Task inputs section start

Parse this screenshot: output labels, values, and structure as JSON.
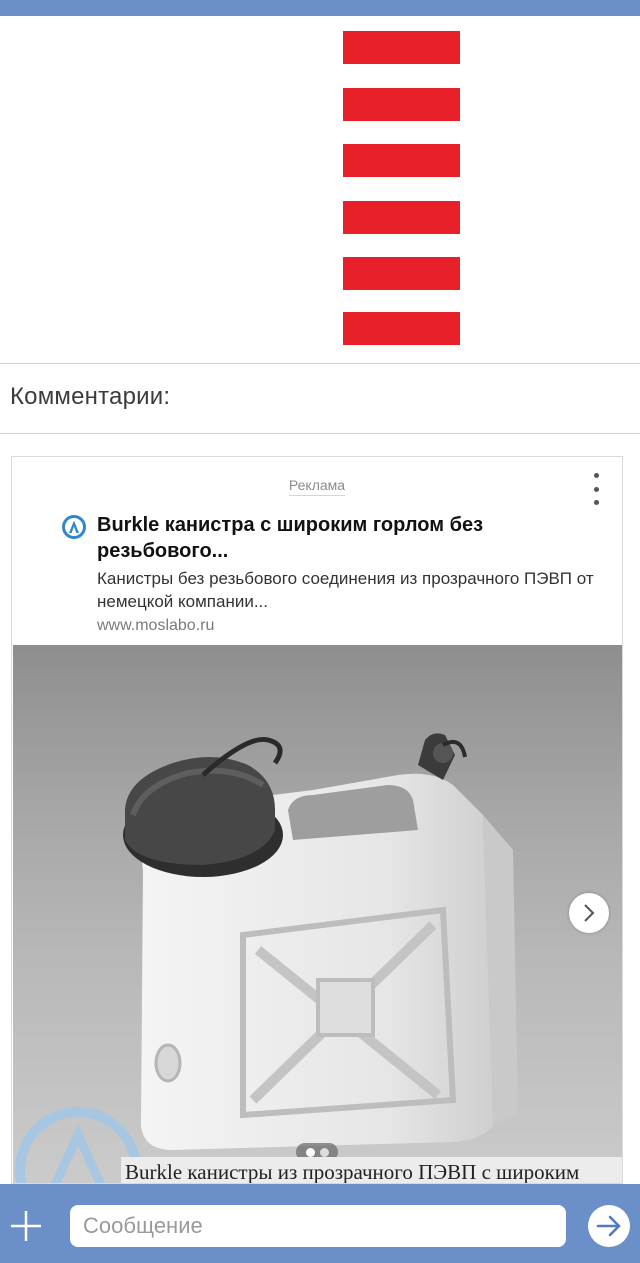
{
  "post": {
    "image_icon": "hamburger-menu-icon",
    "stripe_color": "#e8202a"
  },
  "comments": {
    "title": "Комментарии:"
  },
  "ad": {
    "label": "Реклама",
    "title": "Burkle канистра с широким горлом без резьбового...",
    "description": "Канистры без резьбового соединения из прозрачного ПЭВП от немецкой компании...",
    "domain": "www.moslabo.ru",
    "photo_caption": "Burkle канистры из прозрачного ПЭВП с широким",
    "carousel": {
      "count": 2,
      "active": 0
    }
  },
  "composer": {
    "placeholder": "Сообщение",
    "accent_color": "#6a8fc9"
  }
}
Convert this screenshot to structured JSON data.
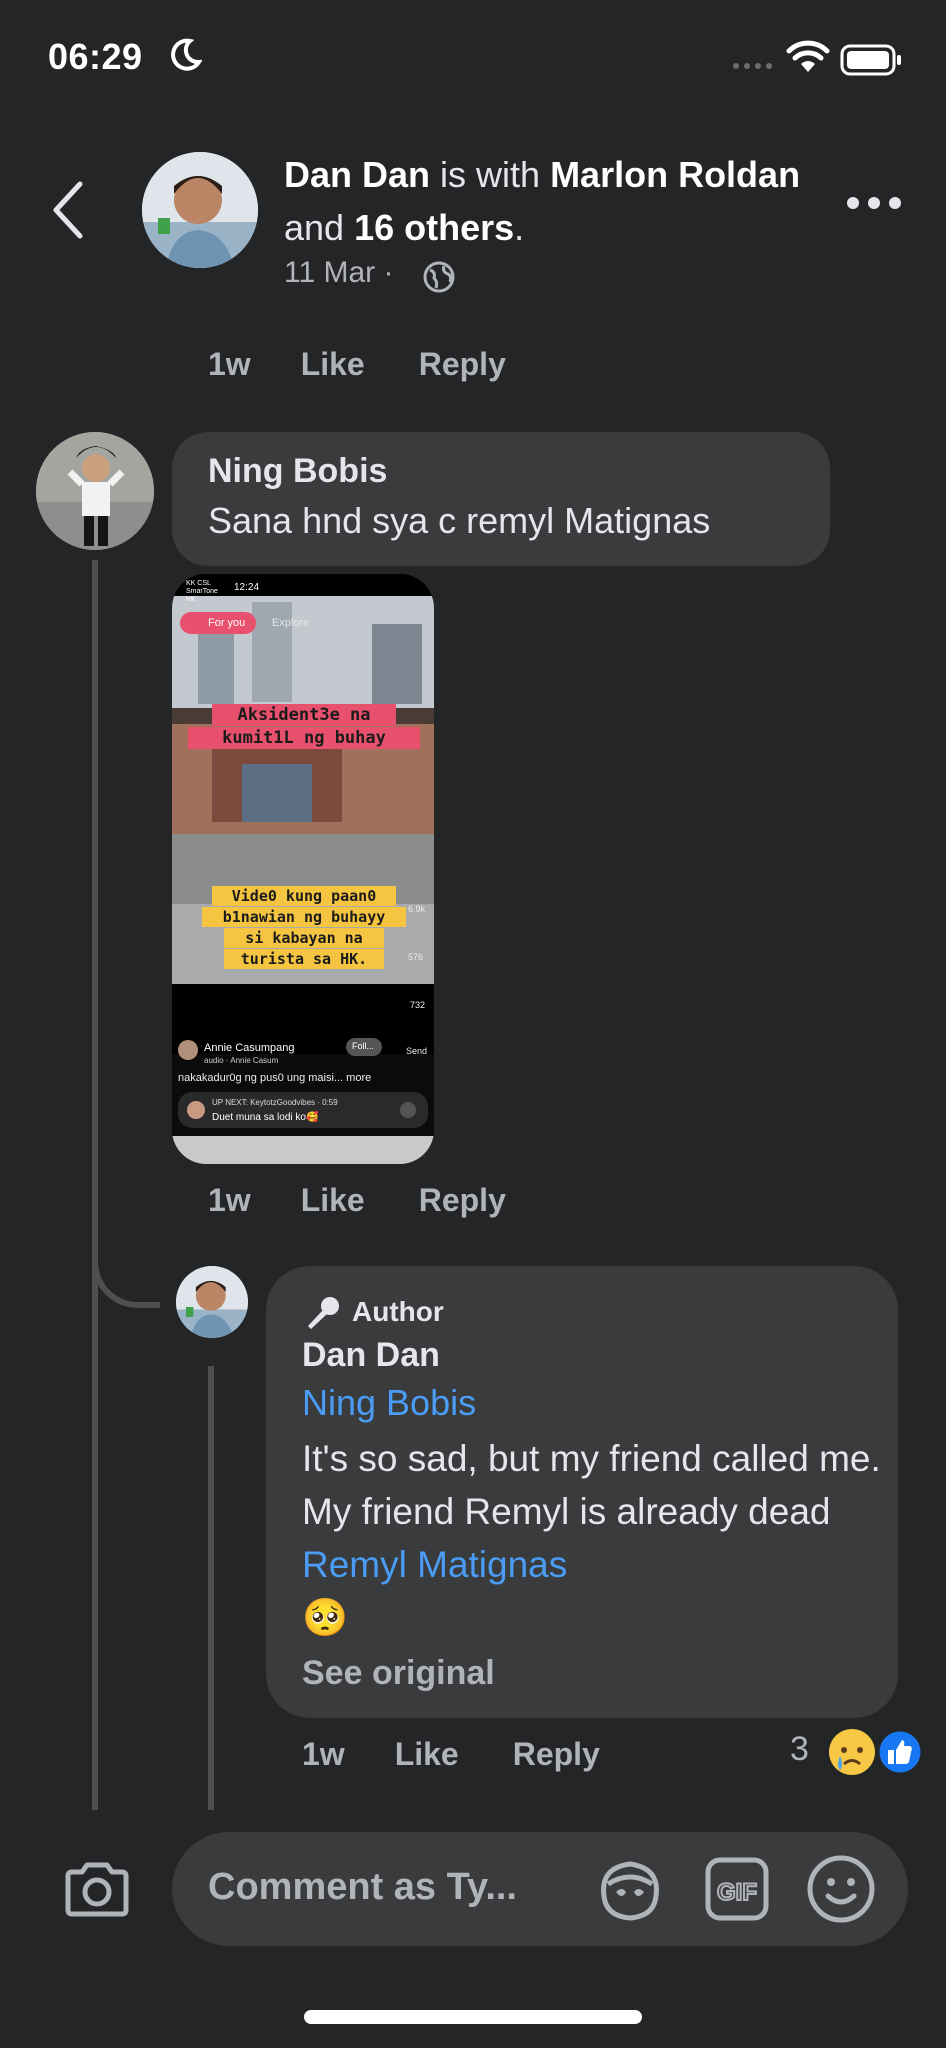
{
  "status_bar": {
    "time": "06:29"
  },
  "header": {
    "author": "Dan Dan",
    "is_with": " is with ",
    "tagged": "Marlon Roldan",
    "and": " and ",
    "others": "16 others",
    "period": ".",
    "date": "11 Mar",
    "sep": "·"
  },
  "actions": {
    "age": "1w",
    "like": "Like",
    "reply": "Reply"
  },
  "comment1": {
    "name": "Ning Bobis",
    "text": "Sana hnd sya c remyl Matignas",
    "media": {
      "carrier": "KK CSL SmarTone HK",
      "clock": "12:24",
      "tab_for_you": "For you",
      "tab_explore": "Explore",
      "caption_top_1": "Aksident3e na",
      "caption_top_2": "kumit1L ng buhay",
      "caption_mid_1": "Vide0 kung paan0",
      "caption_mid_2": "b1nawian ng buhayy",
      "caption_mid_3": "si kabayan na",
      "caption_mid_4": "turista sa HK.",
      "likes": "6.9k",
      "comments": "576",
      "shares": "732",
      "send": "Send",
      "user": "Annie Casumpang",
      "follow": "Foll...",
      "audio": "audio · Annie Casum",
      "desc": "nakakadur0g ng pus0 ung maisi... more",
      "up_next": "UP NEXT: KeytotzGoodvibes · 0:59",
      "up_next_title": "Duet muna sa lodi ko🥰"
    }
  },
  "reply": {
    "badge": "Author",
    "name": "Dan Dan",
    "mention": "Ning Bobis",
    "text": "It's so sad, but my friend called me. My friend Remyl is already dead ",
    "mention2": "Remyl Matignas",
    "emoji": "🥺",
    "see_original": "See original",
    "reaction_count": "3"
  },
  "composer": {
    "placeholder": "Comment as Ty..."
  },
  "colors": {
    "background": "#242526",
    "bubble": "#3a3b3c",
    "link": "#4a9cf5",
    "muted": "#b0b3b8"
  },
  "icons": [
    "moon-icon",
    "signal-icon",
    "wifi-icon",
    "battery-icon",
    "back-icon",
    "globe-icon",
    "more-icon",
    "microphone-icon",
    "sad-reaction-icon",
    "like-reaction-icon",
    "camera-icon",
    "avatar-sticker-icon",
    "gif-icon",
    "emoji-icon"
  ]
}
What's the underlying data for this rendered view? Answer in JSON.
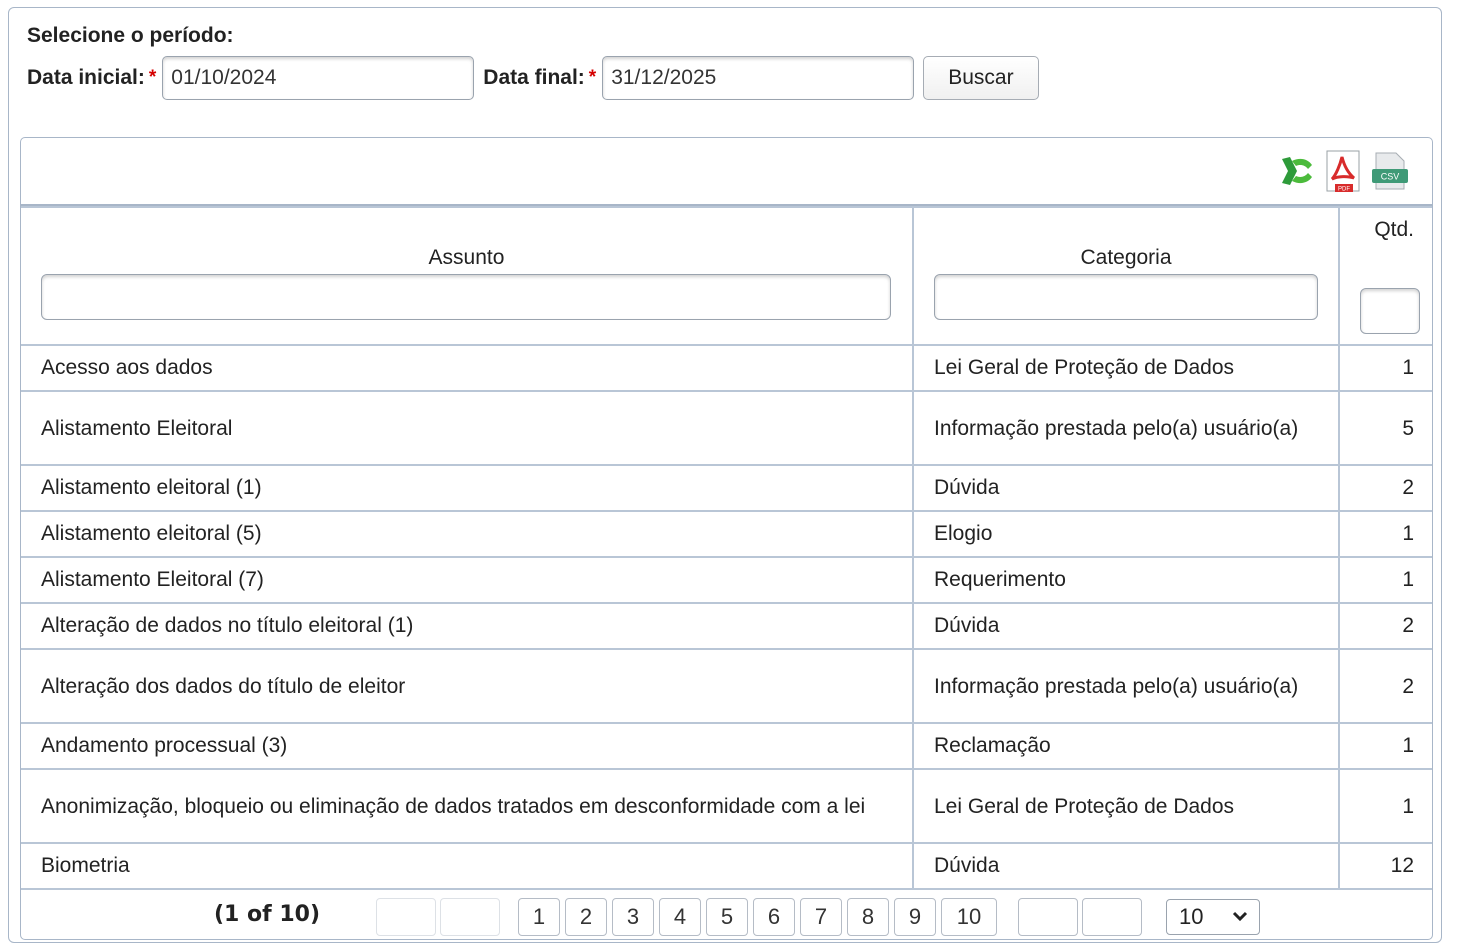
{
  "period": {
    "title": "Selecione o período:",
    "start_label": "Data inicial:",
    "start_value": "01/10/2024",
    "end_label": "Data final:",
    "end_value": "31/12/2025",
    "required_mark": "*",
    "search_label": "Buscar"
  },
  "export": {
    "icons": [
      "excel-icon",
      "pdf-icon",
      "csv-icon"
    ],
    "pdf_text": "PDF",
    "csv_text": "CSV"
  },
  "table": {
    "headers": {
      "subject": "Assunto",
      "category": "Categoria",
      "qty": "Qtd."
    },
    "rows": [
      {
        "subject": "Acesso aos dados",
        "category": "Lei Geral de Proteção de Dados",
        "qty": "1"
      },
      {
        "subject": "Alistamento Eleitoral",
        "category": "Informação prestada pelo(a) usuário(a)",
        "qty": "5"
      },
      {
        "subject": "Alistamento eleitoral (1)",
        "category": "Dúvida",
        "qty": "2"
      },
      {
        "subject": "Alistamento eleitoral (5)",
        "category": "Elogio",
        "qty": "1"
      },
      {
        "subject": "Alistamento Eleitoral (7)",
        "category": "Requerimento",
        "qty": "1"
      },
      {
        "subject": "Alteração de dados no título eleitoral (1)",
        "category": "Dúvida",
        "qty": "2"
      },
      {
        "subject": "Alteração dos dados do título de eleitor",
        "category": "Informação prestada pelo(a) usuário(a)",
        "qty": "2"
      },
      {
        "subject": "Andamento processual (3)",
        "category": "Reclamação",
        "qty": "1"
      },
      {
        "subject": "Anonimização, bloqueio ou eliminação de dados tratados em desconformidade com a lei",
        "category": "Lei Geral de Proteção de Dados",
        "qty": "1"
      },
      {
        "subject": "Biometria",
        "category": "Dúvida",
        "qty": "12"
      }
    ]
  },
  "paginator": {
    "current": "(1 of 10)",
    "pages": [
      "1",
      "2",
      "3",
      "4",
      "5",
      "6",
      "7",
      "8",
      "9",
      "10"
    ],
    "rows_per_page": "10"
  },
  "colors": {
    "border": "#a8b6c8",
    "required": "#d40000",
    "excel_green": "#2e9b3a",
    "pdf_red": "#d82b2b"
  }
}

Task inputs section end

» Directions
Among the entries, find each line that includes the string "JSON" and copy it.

» Response area
Parse this screenshot: output labels, values, and structure as JSON.
Convert this screenshot to structured JSON data.
What's the underlying data for this rendered view? Answer in JSON.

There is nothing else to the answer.